Our view: Enviro regs needed; pollutant ranking an embarrassment
April 24, 2012 2:30PM
Cline Avenue bridge at bottom as it crosses the Indiana Harbor Canal in East Chicago photographed Dec. 11, 2009. | Archive~Sun-Times Media
THE FIRST AMENDMENT
Congress shall make no law respecting an establishment of religion, or prohibiting the free exercise thereof; or abridging the freedom of speech, or the press; or the right of the people peaceably to assemble, and to petition the Government for a redress of grievances.
Updated: May 26, 2012 8:04AM

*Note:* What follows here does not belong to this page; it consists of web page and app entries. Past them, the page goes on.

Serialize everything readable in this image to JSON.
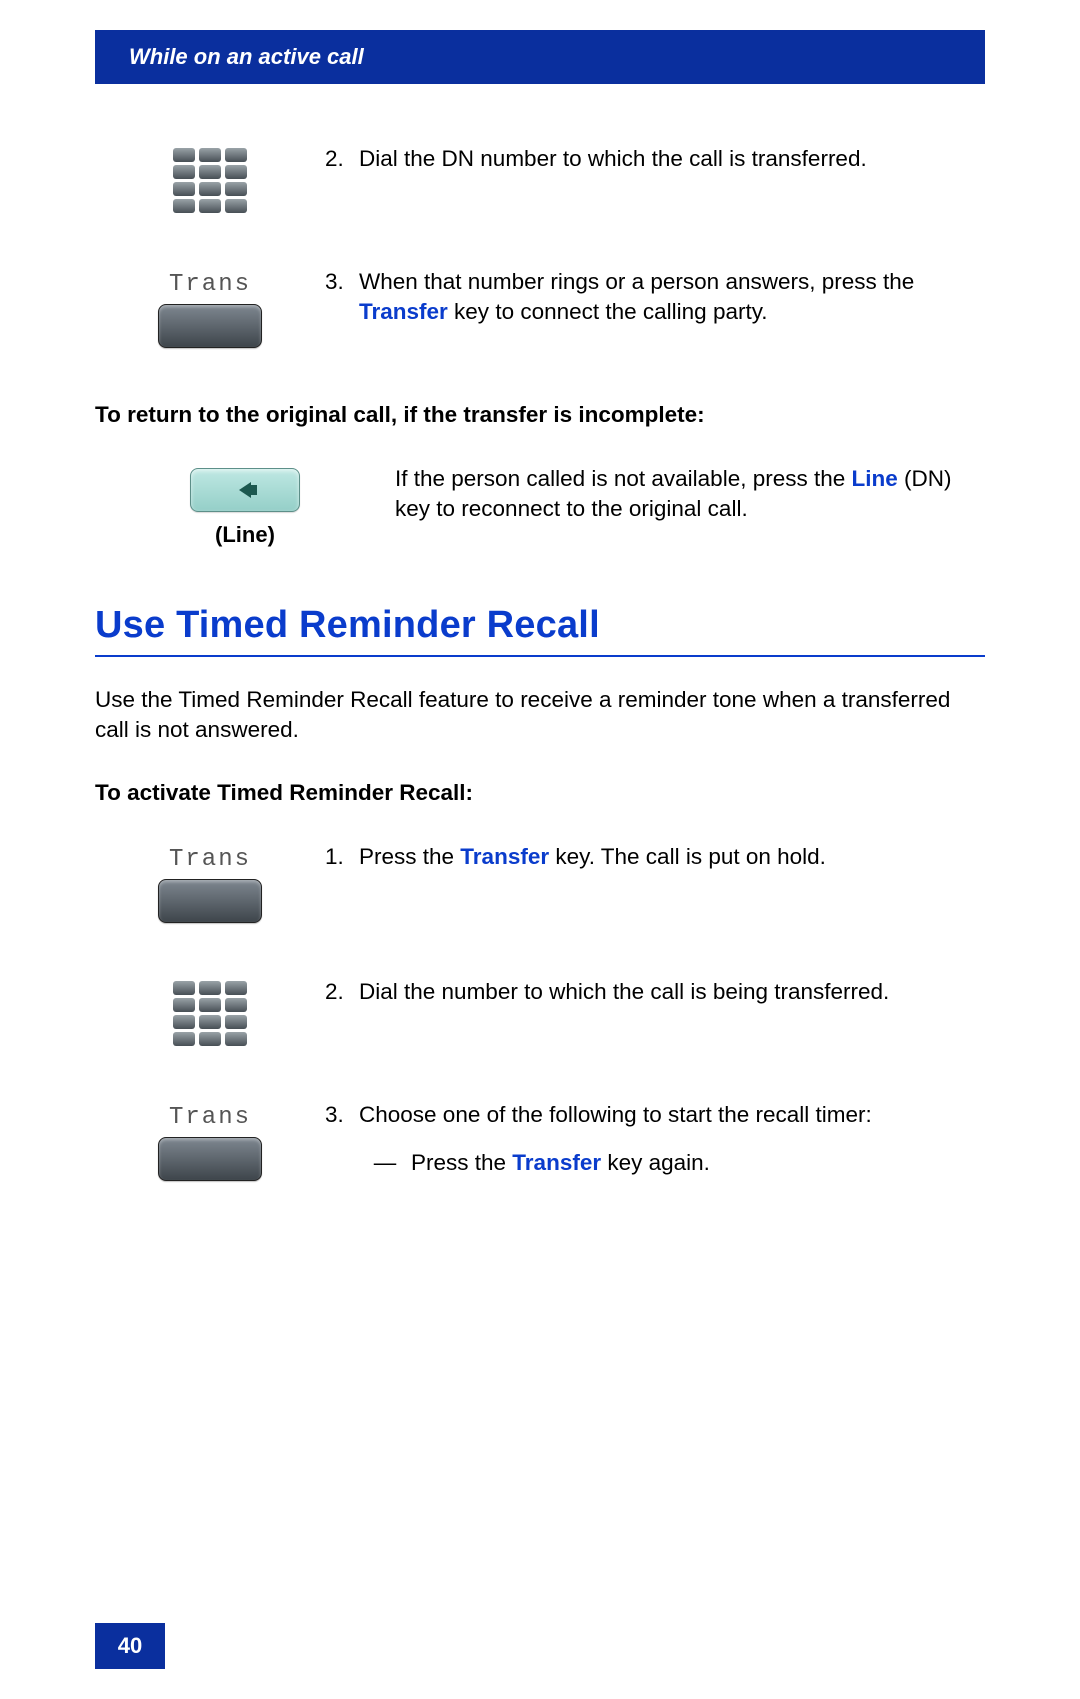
{
  "header": {
    "title": "While on an active call"
  },
  "steps_top": [
    {
      "icon": "keypad",
      "num": "2.",
      "text": "Dial the DN number to which the call is transferred."
    },
    {
      "icon": "trans",
      "icon_label": "Trans",
      "num": "3.",
      "prefix": "When that number rings or a person answers, press the ",
      "emph": "Transfer",
      "suffix": " key to connect the calling party."
    }
  ],
  "return_heading": "To return to the original call, if the transfer is incomplete:",
  "line_block": {
    "icon_caption": "(Line)",
    "prefix": "If the person called is not available, press the ",
    "emph": "Line",
    "suffix": " (DN) key to reconnect to the original call."
  },
  "section": {
    "title": "Use Timed Reminder Recall",
    "intro": "Use the Timed Reminder Recall feature to receive a reminder tone when a transferred call is not answered.",
    "activate_heading": "To activate Timed Reminder Recall:"
  },
  "steps_bottom": [
    {
      "icon": "trans",
      "icon_label": "Trans",
      "num": "1.",
      "prefix": "Press the ",
      "emph": "Transfer",
      "suffix": " key. The call is put on hold."
    },
    {
      "icon": "keypad",
      "num": "2.",
      "text": "Dial the number to which the call is being transferred."
    },
    {
      "icon": "trans",
      "icon_label": "Trans",
      "num": "3.",
      "text": "Choose one of the following to start the recall timer:",
      "sub_prefix": "Press the ",
      "sub_emph": "Transfer",
      "sub_suffix": " key again."
    }
  ],
  "page_number": "40"
}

Sen. Richard Lugar and his Republican primary opponent, Richard Mourdock, need to read a recent report from a national environmental policy group before their next tirade against environmental regulations.
At their debate April 11, Lugar and Mourdock advocated relaxing government regulations on businesses. Meanwhile, Indiana leads the nation in the amount of toxic pollution companies are dumping into waterways.
The report from Environment America found that Indiana factories discharged more than 27 million pounds of pollutants into the state’s rivers and streams, the highest amount from any state.
Virginia was ranked second with more than 18 million pounds of toxic discharge. The study is based on 2010 data from the U.S. Environmental Protection Agency’s Toxic Release Inventory.
According to the study, one of the worst polluters in the state was the AK Steel plant in Rockport, which had the highest discharges into the Ohio River in 2010. The company released 24 million pounds — more than two-thirds of the pollutants discharged into the Ohio River from the states that line the river.
Shelley Vinyard, a spokeswoman from the Washington-based environmental group said the Ohio River was, by far, “one of the most polluted waterways in the nation.” Although the Ohio River received the most discharged pollutants among the state’s rivers and streams, the Grand Calumet came in second.
Complaints about how environmental regulations are handcuffing businesses are a common refrain from many Hoosier candidates. Unfortunately, there is too little reflection on why pollution limits are needed.
State leaders are quick to tout Indiana’s lax regulations to attract employers. But employers don’t want to bring their employees to a state that is an environmental dump.
Quality of life also matters, and Indiana’s poor record on environmental protection is an embarrassment for all Hoosiers.
— (Fort Wayne) Journal Gazette